→ EXERCISE: Could you give back the whole listing exactly as written?

→ EXCERPTED RECORDS:
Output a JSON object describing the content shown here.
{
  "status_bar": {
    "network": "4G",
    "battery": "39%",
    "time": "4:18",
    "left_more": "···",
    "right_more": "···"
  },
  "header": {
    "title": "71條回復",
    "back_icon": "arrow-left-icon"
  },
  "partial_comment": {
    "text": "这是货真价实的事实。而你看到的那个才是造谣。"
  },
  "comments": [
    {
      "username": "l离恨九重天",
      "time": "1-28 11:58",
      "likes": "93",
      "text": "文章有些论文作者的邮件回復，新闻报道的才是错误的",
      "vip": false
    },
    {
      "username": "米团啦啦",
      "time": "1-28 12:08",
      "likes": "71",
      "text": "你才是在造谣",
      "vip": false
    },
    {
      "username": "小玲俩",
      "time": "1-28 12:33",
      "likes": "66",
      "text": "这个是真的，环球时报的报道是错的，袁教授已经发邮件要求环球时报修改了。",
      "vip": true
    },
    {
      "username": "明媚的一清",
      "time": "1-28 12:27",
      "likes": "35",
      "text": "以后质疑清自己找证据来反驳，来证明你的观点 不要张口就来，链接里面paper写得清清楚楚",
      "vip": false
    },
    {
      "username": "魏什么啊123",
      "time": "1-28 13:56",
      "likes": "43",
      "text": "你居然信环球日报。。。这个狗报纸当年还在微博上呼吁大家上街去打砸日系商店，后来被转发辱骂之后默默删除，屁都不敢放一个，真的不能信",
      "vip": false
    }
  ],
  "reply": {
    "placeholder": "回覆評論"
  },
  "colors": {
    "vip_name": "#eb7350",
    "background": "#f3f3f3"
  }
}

→ RESPONSE TO THIS EXERCISE:
Output a JSON object describing the content shown here.
{
  "status_bar": {
    "network": "4G",
    "battery": "39%",
    "time": "4:18",
    "left_more": "···",
    "right_more": "···"
  },
  "header": {
    "title": "71條回復",
    "back_icon": "arrow-left-icon"
  },
  "partial_comment": {
    "text": "这是货真价实的事实。而你看到的那个才是造谣。"
  },
  "comments": [
    {
      "username": "l离恨九重天",
      "time": "1-28 11:58",
      "likes": "93",
      "text": "文章有些论文作者的邮件回復，新闻报道的才是错误的",
      "vip": false
    },
    {
      "username": "米团啦啦",
      "time": "1-28 12:08",
      "likes": "71",
      "text": "你才是在造谣",
      "vip": false
    },
    {
      "username": "小玲俩",
      "time": "1-28 12:33",
      "likes": "66",
      "text": "这个是真的，环球时报的报道是错的，袁教授已经发邮件要求环球时报修改了。",
      "vip": true
    },
    {
      "username": "明媚的一清",
      "time": "1-28 12:27",
      "likes": "35",
      "text": "以后质疑清自己找证据来反驳，来证明你的观点 不要张口就来，链接里面paper写得清清楚楚",
      "vip": false
    },
    {
      "username": "魏什么啊123",
      "time": "1-28 13:56",
      "likes": "43",
      "text": "你居然信环球日报。。。这个狗报纸当年还在微博上呼吁大家上街去打砸日系商店，后来被转发辱骂之后默默删除，屁都不敢放一个，真的不能信",
      "vip": false
    }
  ],
  "reply": {
    "placeholder": "回覆評論"
  },
  "colors": {
    "vip_name": "#eb7350",
    "background": "#f3f3f3"
  }
}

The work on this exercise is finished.